This post-summit market boost was even shorter than usual. Disregarding the circus of Britain’s walk-out, markets rallied briefly on Friday after 26 European Union members agreed in principle to a treaty enshrining tighter bounds on national fiscal sovereignty. This week, however, stock and bond prices are falling, and the political unity-but-one quietly unravelling.
It has quickly become apparent both that the details of the supposedly agreed treaty are vague, and that whatever people think may be agreed will not go down in member states without resistance. Several non-euro states are peeling off. In Germany, the Bundesbank had already expressed displeasure at the idea of funnelling central bank money to the eurozone periphery through the International Monetary Fund– and Frankfurt now insists on parliamentary backing.
Observers should feel conflicted about whether to hope for success. The treaty’s contours are foggy, but its core provision – to submit some national budget authority to Brussels with the force of international law – will not solve a crisis that remains one of self-fulfilling runs on sovereign debt, not of incontrovertible insolvency. To the extent that the treaty adds anything to the sanctions on economic indiscipline already being put into EU law, the additional rigidity could even be harmful.
The only hope is that this distraction gives political cover to the European Central Bank or surplus countries to put more money on the table. To that end, the eurozone should now focus minds on swiftly finalising a simple treaty of 17, open to but not conditional on others joining. But this is the start, not the end, of the hard work.
Even if the treaty does anchor states to medium-term balance, the urgency of reducing the eurozone’s sovereign yields and reviving its banking system remains. The best strategy to address it is to use the tools already in place and start deploying the European Financial Stability Facility in earnest.

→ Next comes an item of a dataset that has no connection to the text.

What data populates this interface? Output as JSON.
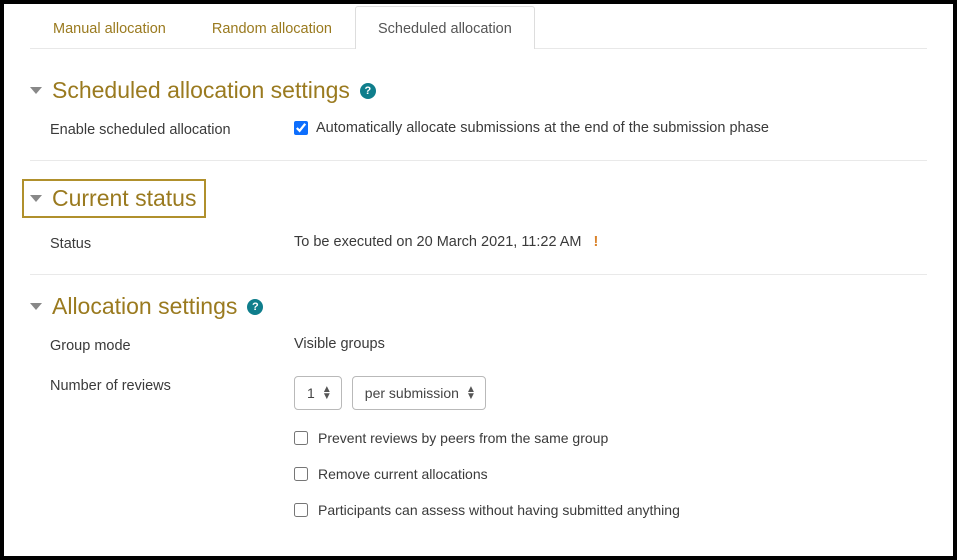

In contrast the plan now on offer – long-term ECB lending in the hope banks will use it to buy sovereign bonds – is unlikely to work. Banks forced to raise their capital bases will not want to scare away shareholders by loading up on Italian paper. So we are likely soon to see moves towards financial repression – forcing banks to lend to states through regulatory pressure or outright nationalisation: an ugly way to stave off sovereign default by starving the private sector of credit. Without another plan, sovereigns will honour their signatures with their people’s penury.